Roughly 23 million years ago, a large rock hit the earth near what is now Northern Canada, resulting in the Haughton Crater, one of the world’s northernmost impact craters. The crater lies in a type of polar desert environment called a “frost rubble zone”. It is the only impact crater known to exist in such an environment, which, among other factors, makes the freezing, desert-like landscape the closest approximation to the Martian environment that can be found on Earth. It has made the crater an excellent practice ground and research site for what one day may be the first human voyage to a neighboring planet.

While Haughton’s arctic conditions make it a unique Mars analogue, it is certainly not the only crater used to approximate outer space. In a remote volcanic field in the Nevada desert, the Lunar Crater was used to train astronauts for moon landings.

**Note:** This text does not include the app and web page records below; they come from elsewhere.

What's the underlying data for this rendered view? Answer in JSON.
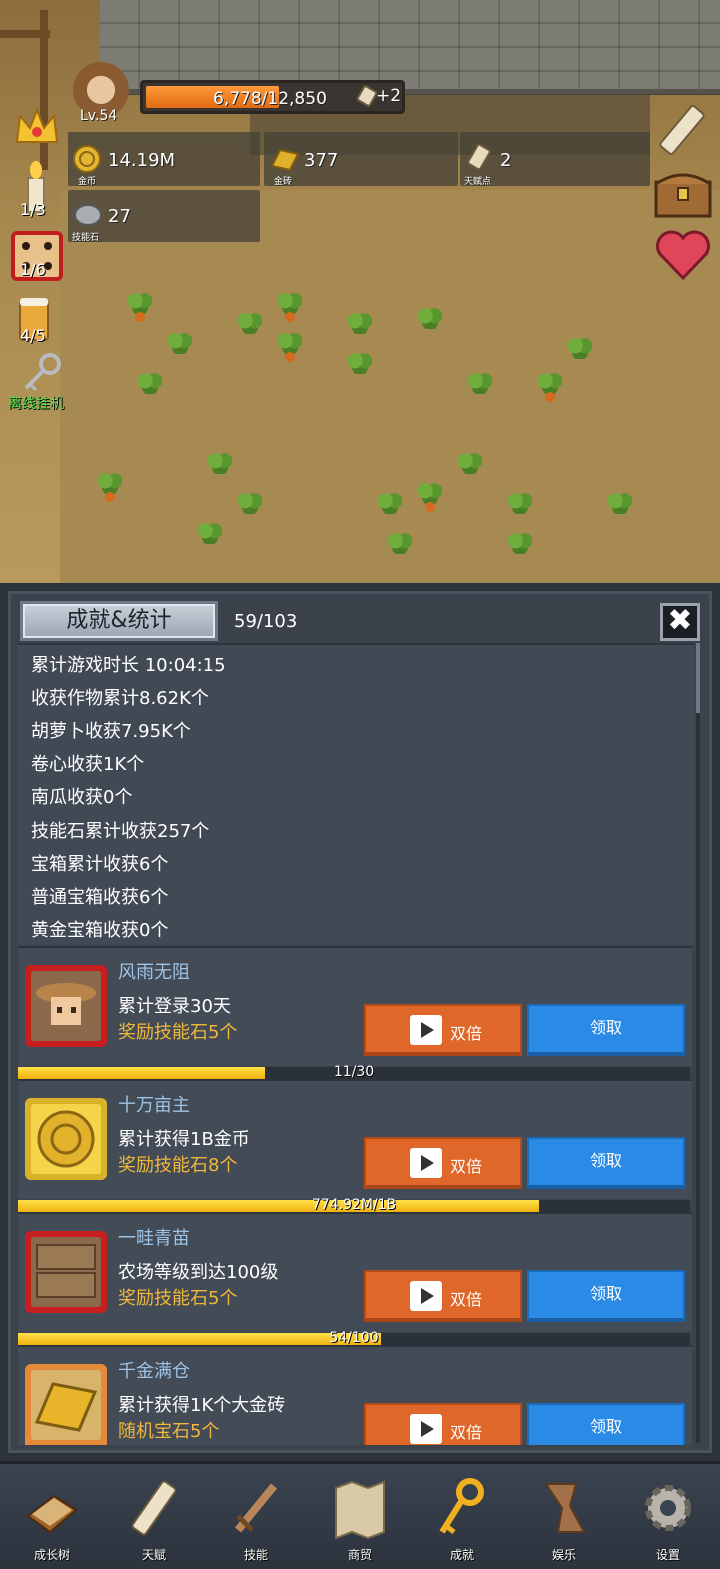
{
  "player": {
    "level": "Lv.54",
    "xp_text": "6,778/12,850",
    "xp_fraction": 0.527,
    "xp_bonus": "+2"
  },
  "resources": {
    "gold": {
      "value": "14.19M",
      "label": "金币"
    },
    "gold_brick": {
      "value": "377",
      "label": "金砖"
    },
    "talent_points": {
      "value": "2",
      "label": "天赋点"
    },
    "skill_stone": {
      "value": "27",
      "label": "技能石"
    }
  },
  "side": {
    "candle_count": "1/3",
    "dice_count": "1/6",
    "beer_count": "4/5",
    "afk_label": "离线挂机"
  },
  "panel": {
    "title": "成就&统计",
    "progress": "59/103",
    "close_symbol": "✖"
  },
  "stats": [
    "累计游戏时长 10:04:15",
    "收获作物累计8.62K个",
    "胡萝卜收获7.95K个",
    "卷心收获1K个",
    "南瓜收获0个",
    "技能石累计收获257个",
    "宝箱累计收获6个",
    "普通宝箱收获6个",
    "黄金宝箱收获0个"
  ],
  "achievements": [
    {
      "name": "风雨无阻",
      "desc": "累计登录30天",
      "reward": "奖励技能石5个",
      "double_label": "双倍",
      "claim_label": "领取",
      "progress_text": "11/30",
      "progress": 0.367
    },
    {
      "name": "十万亩主",
      "desc": "累计获得1B金币",
      "reward": "奖励技能石8个",
      "double_label": "双倍",
      "claim_label": "领取",
      "progress_text": "774.92M/1B",
      "progress": 0.775
    },
    {
      "name": "一畦青苗",
      "desc": "农场等级到达100级",
      "reward": "奖励技能石5个",
      "double_label": "双倍",
      "claim_label": "领取",
      "progress_text": "54/100",
      "progress": 0.54
    },
    {
      "name": "千金满仓",
      "desc": "累计获得1K个大金砖",
      "reward": "随机宝石5个",
      "double_label": "双倍",
      "claim_label": "领取"
    }
  ],
  "nav": [
    {
      "label": "成长树",
      "icon": "book-icon"
    },
    {
      "label": "天赋",
      "icon": "scroll-icon"
    },
    {
      "label": "技能",
      "icon": "sword-icon"
    },
    {
      "label": "商贸",
      "icon": "map-icon"
    },
    {
      "label": "成就",
      "icon": "key-icon"
    },
    {
      "label": "娱乐",
      "icon": "cloth-icon"
    },
    {
      "label": "设置",
      "icon": "gear-icon"
    }
  ],
  "colors": {
    "xp_fill": "#e8781c",
    "double_button": "#e0672a",
    "claim_button": "#2a8be6",
    "progress_fill": "#f6c31c",
    "achievement_name": "#9fc3e4",
    "reward_text": "#f0b83a"
  }
}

The basin looks much like a meteor crater, and the site was selected as one of the several “Terrestrial Analogue Sites” used by NASA.

Over in Arizona, the agency used hundreds of pounds of dynamite to blast out a fake Moon field to test the Moon landing on a field of manmade craters on a former volcano site (chosen because its volcanic gravel was similar to Moon rock). Astronauts also used the desolate, alien landscape of the Hole in the Ground crater in central Oregon (thought to be of volcanic origin, rather than the result of an ancient meteor impact) to train for landing on the Moon.

8. Meteor Crater


Aerial view of Meteor Crater

Aerial view of Meteor Crater. (Photo: Shane Torgerson/CC BY 3.0)

Crater under a big sky. (Photo: Alan Levine/CC BY 2.0)

50,000 years ago, give or take, a meteorite came screaming from the sky and slammed into the Earth, leaving a scar across the Arizona landscape. It’s known simply as “Meteor Crater” to most, but scientists call it the “Barringer Crater” after Daniel Barringer, the man who first suggested that the giant hole was made by a flying space rock.

In 1903, along with his partner, mathematician and physicist Benjamin Chew Tilghman, Barringer conducted land surveys and collected documentation supporting his meteor theory. Despite his efforts, he was met with skepticism and disbelief from the scientific community. Planetary science didn’t mature enough for geologists to swallow Barringer’s impact theory until the ’50s and ’60s. Unfortunately, Barringer died in 1929 and was never vindicated in life. Eugene M. Shoemaker, who discovered the minerals, was given credit as the man who uncovered the first unarguable proof of extraterrestrial impact.

9. Upheaval Dome


An aerial view of Upheaval Dome

An aerial view of Upheaval Dome. (Photo: Doc Searls/CC BY 2.0)

This raised bullseye visible from space was the subject of an intense geologic controversy for decades. Scientists disputed whether Upheaval Dome was the result of a meteorite impact or the remnants of an ancient salt dome, which are common in southeastern Utah. The geological details didn’t quite align with either theory. The layers that make up Upheaval Dome form a raised, roughly circular shape, surrounded by a ring-like depression. It doesn’t quite look like anything else on earth.

In recent years, the meteorite hypothesis has taken the lead. The theory is that the current Upheaval Dome is an impact crater that has been modified considerably from its original form. Around 60 million years ago, scientists argue, a meteorite hit the site and created only a partially-collapsed crater. The discovery of shocked quartz seemed to settle the matter, as quartz can only exist in such a form after undergoing incredible pressure—exactly like the pressure generated by a massive rock from space hurtling into the ground.